The judge was crying. Everybody in the court, the bailiff was, you know, his handkerchief out, crying. The guy that was to be sentenced was standing there listening to this, and he just broke down and burst into tears. And so the father stepped out of the dock and approached the table where the where the perpetrator was and called him forward and reached out and embraced him. And the guy that had killed his son was just sobbing on his shoulder. There’s something really special going on there. That will have a profound impact on the person who is offering forgiveness.

He can’t forgive the murder of his son, he can forgive the man for taking my son from me, depriving me of this. He can forgive that. But the guy doesn’t get off for having committed the crime. You cannot forgive someone for something they have done to someone else. You can only forgive them for what they have done to you.

But it was deeply, deeply moving. They had to call a break in the court because everybody was balling their eyes out. It was wonderful. I’ve seen many of these things, and I know that even in grave situations the power of forgiveness. And the power of forgiveness is so profound that not only can you feel compassion, you can even feel love for your enemy. This is an extraordinary ideal, I mean absolutely extraordinary.

People that are suffering because of great hurt, it’s really hard to hear these things. It often takes a good amount of time. You know this activity that we all engage in, the activity of meditation, it will give you this vision of your spiritual identity and of the spiritual identity of others.

The word mantra, it’s made of two parts, manaha which references the mind, and tra, trayate, is the root, it means to deliver, to protect, or to deliver, to become delivered even from the grip of your own mind, which can hold you in horrible place.

I’ll just read a couple of verses because—these have got nothing to do with conventional religion, they are deep spiritual truth that may be reflected or referenced in religious traditions, but consider this. This is a Biblical verse.

“You have heard that it has been said that thou should love thy neighbour and hate thy enemy, but I say unto you, love your enemies. Bless them that curse you.

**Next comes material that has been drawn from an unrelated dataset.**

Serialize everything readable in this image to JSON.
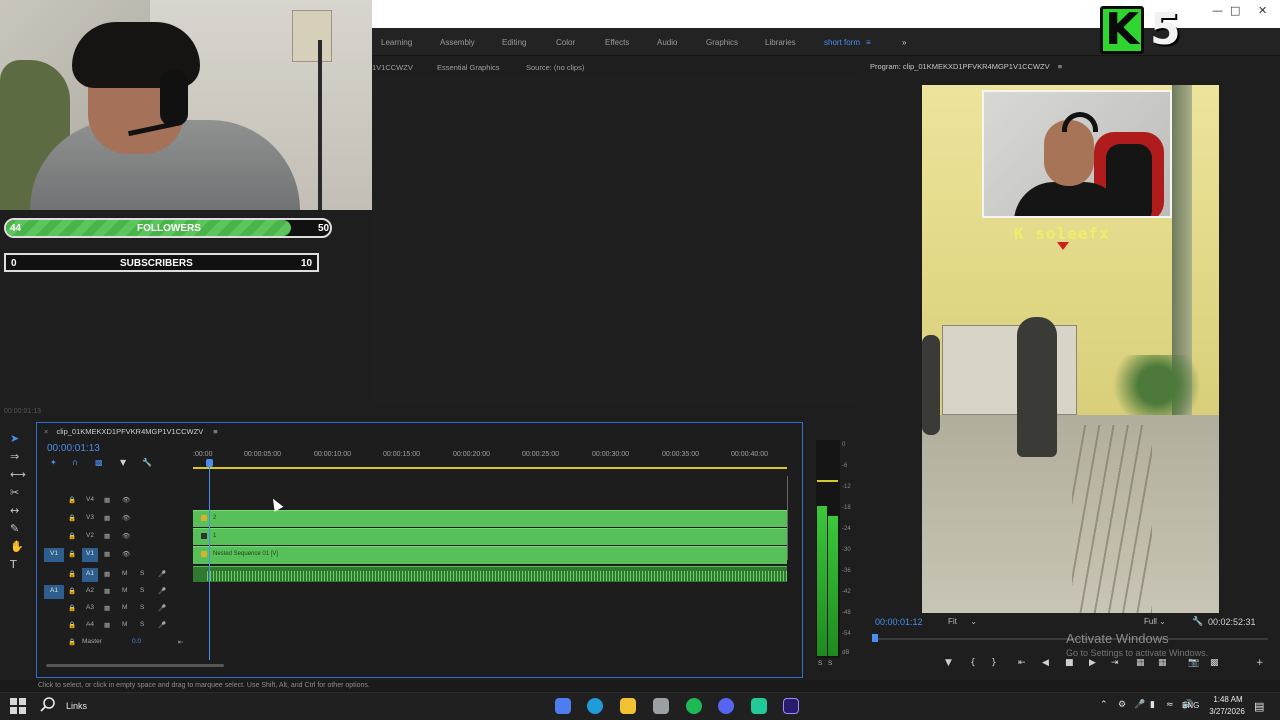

Do good to them that hate you, and pray for them which despitefully use you and persecute you.”

What a calling, what a challenge. What a challenge to actually embrace such an idea.

Another quote from the Srimad Bhagavatam, and this is:

“A saintly person is merciful and never injures others. Even if others are aggressive, they are tolerant and forgiving towards all living entities. Their strength and meaning in life comes from the truth itself. And he is free from all envy and jealousy, and the mind is equal in material happiness and in distress, and thus he dedicates his time to work for the welfare of all others.”

Now final verse, from Bhagavad Gita, which I referenced in terms of, there is no possibility of happiness without peace. And what we’ve talked about tonight is transcendental or spiritual intelligence, where one can cultivate this faculty that we all have (it’s called buddhi, spiritual intelligence), and instead of just getting swept along in the river of the mind and all the raging passions and emotions and all these things, that we learn, rather than being swept away by the river, to step out of it and look at things with clarity.

“One who is not connected to the Supreme can have neither transcendental intelligence nor a steady mind, without which there is no possibility of peace, and how can there be any happiness without peace.”

If you learn and practice forgiveness, it can be transformational in your life, and the rewards for such a courageous thing is enormous relief, illumination, and happiness.

So we will just chant for a short while, and then we’ll do a little Q&A. And if you need to leave or would like to leave, please don’t be concerned, just go right ahead.

I’ll chant the Mahamantra.